One of my students, Roberta Flynn, invited me to attend a lecture by Paul Mariani, a poet and biographer of poets who teaches at Boston College. Mariani began by reading W. S. Merwin’s poem about studying poetry with John Berryman. (You can listen to Garrison Keillor read the poem here.)

The last seven lines of the poem state in the simplest terms something that no poet should ever forget, but it’s something that all of us forget all the time:

“I asked how can you ever be sure
that what you write is really
any good at all and he said you can’t

you can’t you can never be sure
you die without knowing
whether anything you wrote was any good
if you have to be sure don’t write”

It seems to be an occupational hazard: a poet’s desperate need to be assured that his work is “any good.” I suppose it comes of working at a trade that doesn’t pay, in a culture where money is the mark of success.

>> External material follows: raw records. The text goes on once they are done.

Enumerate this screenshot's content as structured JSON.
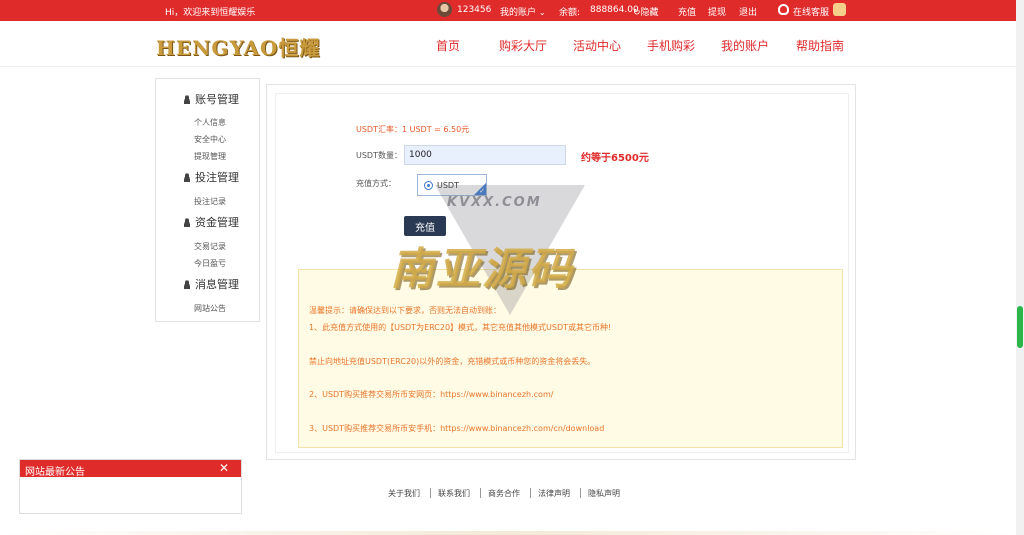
{
  "topbar": {
    "welcome": "Hi，欢迎来到恒耀娱乐",
    "username": "123456",
    "my_account": "我的账户",
    "balance_label": "余额:",
    "balance_value": "888864.00",
    "hide": "隐藏",
    "deposit": "充值",
    "withdraw": "提现",
    "logout": "退出",
    "online_service": "在线客服"
  },
  "header": {
    "logo_text": "HENGYAO恒耀",
    "nav": [
      "首页",
      "购彩大厅",
      "活动中心",
      "手机购彩",
      "我的账户",
      "帮助指南"
    ]
  },
  "sidebar": {
    "sections": [
      {
        "title": "账号管理",
        "items": [
          "个人信息",
          "安全中心",
          "提现管理"
        ]
      },
      {
        "title": "投注管理",
        "items": [
          "投注记录"
        ]
      },
      {
        "title": "资金管理",
        "items": [
          "交易记录",
          "今日盈亏"
        ]
      },
      {
        "title": "消息管理",
        "items": [
          "网站公告"
        ]
      }
    ]
  },
  "form": {
    "rate_text": "USDT汇率：1 USDT = 6.50元",
    "qty_label": "USDT数量：",
    "qty_value": "1000",
    "approx_text": "约等于6500元",
    "method_label": "充值方式：",
    "method_option": "USDT",
    "submit_label": "充值"
  },
  "notice": {
    "lines": [
      "温馨提示：请确保达到以下要求，否则无法自动到账：",
      "1、此充值方式使用的【USDT为ERC20】模式，其它充值其他模式USDT或其它币种!",
      "禁止向地址充值USDT(ERC20)以外的资金，充错模式或币种您的资金将会丢失。",
      "2、USDT购买推荐交易所币安网页：https://www.binancezh.com/",
      "3、USDT购买推荐交易所币安手机：https://www.binancezh.com/cn/download"
    ]
  },
  "watermark": {
    "small": "KVXX.COM",
    "big": "南亚源码"
  },
  "footer": {
    "links": [
      "关于我们",
      "联系我们",
      "商务合作",
      "法律声明",
      "隐私声明"
    ]
  },
  "announcement": {
    "title": "网站最新公告",
    "close": "✕"
  },
  "colors": {
    "brand_red": "#e02b2b",
    "notice_bg": "#fffbe5",
    "notice_text": "#e8762b",
    "button_dark": "#2a3a55"
  }
}
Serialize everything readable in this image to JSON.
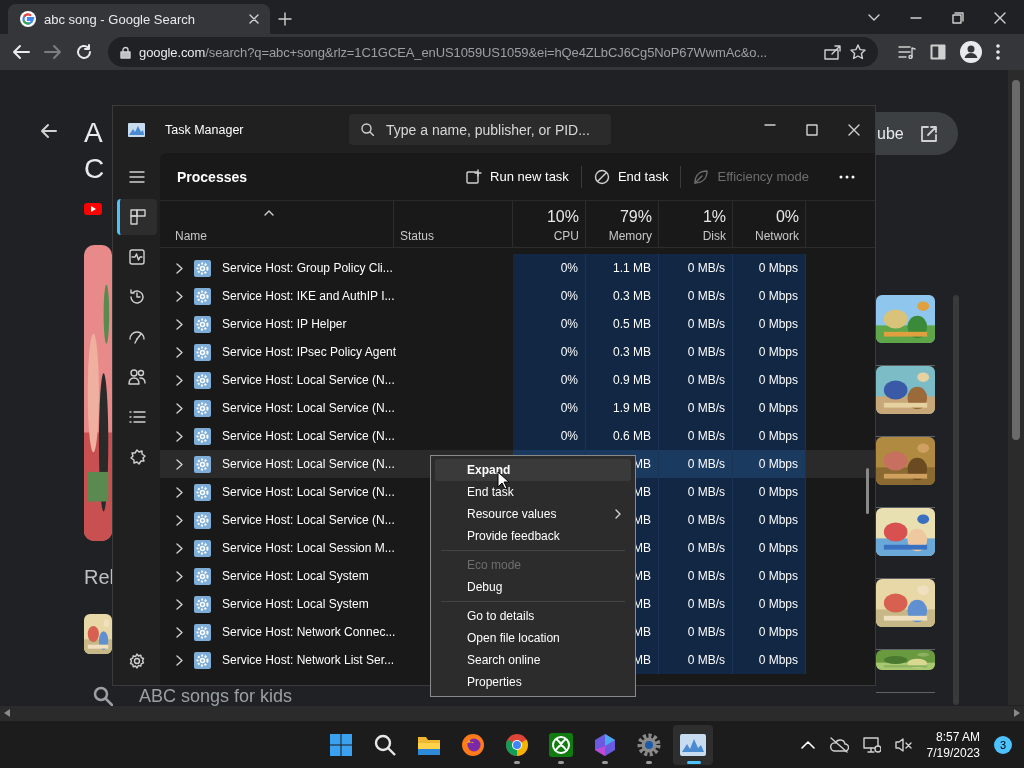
{
  "browser": {
    "tab": {
      "title": "abc song - Google Search"
    },
    "url": {
      "host": "google.com",
      "path": "/search?q=abc+song&rlz=1C1GCEA_enUS1059US1059&ei=hQe4ZLbCJ6Cg5NoP67WwmAc&o..."
    }
  },
  "page": {
    "title_lines": [
      "A",
      "C"
    ],
    "button": "ube",
    "section": "Rel",
    "search_suggestion": "ABC songs for kids"
  },
  "task_manager": {
    "title": "Task Manager",
    "search": {
      "placeholder": "Type a name, publisher, or PID..."
    },
    "nav": [
      {
        "selected": true
      },
      {
        "selected": false
      },
      {
        "selected": false
      },
      {
        "selected": false
      },
      {
        "selected": false
      },
      {
        "selected": false
      },
      {
        "selected": false
      }
    ],
    "page_title": "Processes",
    "actions": [
      {
        "label": "Run new task",
        "disabled": false
      },
      {
        "label": "End task",
        "disabled": false
      },
      {
        "label": "Efficiency mode",
        "disabled": true
      }
    ],
    "columns": [
      {
        "label": "Name"
      },
      {
        "label": "Status"
      },
      {
        "usage": "10%",
        "label": "CPU"
      },
      {
        "usage": "79%",
        "label": "Memory"
      },
      {
        "usage": "1%",
        "label": "Disk"
      },
      {
        "usage": "0%",
        "label": "Network"
      }
    ],
    "rows": [
      {
        "name": "Service Host: Group Policy Cli...",
        "cpu": "0%",
        "memory": "1.1 MB",
        "disk": "0 MB/s",
        "network": "0 Mbps",
        "selected": false
      },
      {
        "name": "Service Host: IKE and AuthIP I...",
        "cpu": "0%",
        "memory": "0.3 MB",
        "disk": "0 MB/s",
        "network": "0 Mbps",
        "selected": false
      },
      {
        "name": "Service Host: IP Helper",
        "cpu": "0%",
        "memory": "0.5 MB",
        "disk": "0 MB/s",
        "network": "0 Mbps",
        "selected": false
      },
      {
        "name": "Service Host: IPsec Policy Agent",
        "cpu": "0%",
        "memory": "0.3 MB",
        "disk": "0 MB/s",
        "network": "0 Mbps",
        "selected": false
      },
      {
        "name": "Service Host: Local Service (N...",
        "cpu": "0%",
        "memory": "0.9 MB",
        "disk": "0 MB/s",
        "network": "0 Mbps",
        "selected": false
      },
      {
        "name": "Service Host: Local Service (N...",
        "cpu": "0%",
        "memory": "1.9 MB",
        "disk": "0 MB/s",
        "network": "0 Mbps",
        "selected": false
      },
      {
        "name": "Service Host: Local Service (N...",
        "cpu": "0%",
        "memory": "0.6 MB",
        "disk": "0 MB/s",
        "network": "0 Mbps",
        "selected": false
      },
      {
        "name": "Service Host: Local Service (N...",
        "memory": "MB",
        "disk": "0 MB/s",
        "network": "0 Mbps",
        "selected": true
      },
      {
        "name": "Service Host: Local Service (N...",
        "memory": "MB",
        "disk": "0 MB/s",
        "network": "0 Mbps",
        "selected": false
      },
      {
        "name": "Service Host: Local Service (N...",
        "memory": "MB",
        "disk": "0 MB/s",
        "network": "0 Mbps",
        "selected": false
      },
      {
        "name": "Service Host: Local Session M...",
        "memory": "MB",
        "disk": "0 MB/s",
        "network": "0 Mbps",
        "selected": false
      },
      {
        "name": "Service Host: Local System",
        "memory": "MB",
        "disk": "0 MB/s",
        "network": "0 Mbps",
        "selected": false
      },
      {
        "name": "Service Host: Local System",
        "memory": "MB",
        "disk": "0 MB/s",
        "network": "0 Mbps",
        "selected": false
      },
      {
        "name": "Service Host: Network Connec...",
        "memory": "MB",
        "disk": "0 MB/s",
        "network": "0 Mbps",
        "selected": false
      },
      {
        "name": "Service Host: Network List Ser...",
        "memory": "MB",
        "disk": "0 MB/s",
        "network": "0 Mbps",
        "selected": false
      }
    ]
  },
  "context_menu": {
    "items": [
      {
        "kind": "item",
        "label": "Expand",
        "default": true,
        "selected": true,
        "disabled": false,
        "submenu": false
      },
      {
        "kind": "item",
        "label": "End task",
        "default": false,
        "selected": false,
        "disabled": false,
        "submenu": false
      },
      {
        "kind": "item",
        "label": "Resource values",
        "default": false,
        "selected": false,
        "disabled": false,
        "submenu": true
      },
      {
        "kind": "item",
        "label": "Provide feedback",
        "default": false,
        "selected": false,
        "disabled": false,
        "submenu": false
      },
      {
        "kind": "separator"
      },
      {
        "kind": "item",
        "label": "Eco mode",
        "default": false,
        "selected": false,
        "disabled": true,
        "submenu": false
      },
      {
        "kind": "item",
        "label": "Debug",
        "default": false,
        "selected": false,
        "disabled": false,
        "submenu": false
      },
      {
        "kind": "separator"
      },
      {
        "kind": "item",
        "label": "Go to details",
        "default": false,
        "selected": false,
        "disabled": false,
        "submenu": false
      },
      {
        "kind": "item",
        "label": "Open file location",
        "default": false,
        "selected": false,
        "disabled": false,
        "submenu": false
      },
      {
        "kind": "item",
        "label": "Search online",
        "default": false,
        "selected": false,
        "disabled": false,
        "submenu": false
      },
      {
        "kind": "item",
        "label": "Properties",
        "default": false,
        "selected": false,
        "disabled": false,
        "submenu": false
      }
    ]
  },
  "taskbar": {
    "apps": [
      {
        "running": false,
        "active": false
      },
      {
        "running": false,
        "active": false
      },
      {
        "running": false,
        "active": false
      },
      {
        "running": false,
        "active": false
      },
      {
        "running": true,
        "active": false
      },
      {
        "running": true,
        "active": false
      },
      {
        "running": true,
        "active": false
      },
      {
        "running": true,
        "active": false
      },
      {
        "running": true,
        "active": true
      }
    ],
    "time": "8:57 AM",
    "date": "7/19/2023",
    "notifications": "3"
  }
}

Mariani told us an anecdote about his father’s reaction to his writing poetry. They were riding to work together in his father’s truck, and his father pulled over to the side of the road and turned off the engine. He had something important to say: “I hear that you’ve been writing poetry.”

“Well, yes, a little. Not a lot. It’s not something you need to worry about.”

His father turned the key in the ignition and started engine running again, and said, “All right. Well—you’re still my son.” And that was the end of the conversation.

A workingman who is hopeful to see his son get ahead in this world is bound to look askance at poetry. No good is likely to come from that direction. Robert Frost himself admitted that “Poetry spoils you for everything else.”

For all that, it was obvious that Paul Mariani was grateful to have been given the gift of poetry. And he really did see it as a gift—a “grace,” he called it. His deep gratitude was evident in his selection of  poems to read —poems by Dante, Hopkins, Eliot, Levertov, Naomi Shihab Nye, and only a couple of his own. It dawned on me that the expression of gratitude shows itself as generosity. If you’re deeply conscious of having received a gift, you’re ready to give what you can to someone else.

The poet who remembers that his art is a gift might be able to shake the desperate need to be told he’s good at it. He could be more like Gerard Manley Hopkins’ kingfisher:

“Each mortal thing does one thing and the same:

myself it speaks and spells,

Crying What I do is me: for that I came.

Then he wouldn’t have to worry so damned much about getting anyone’s approval!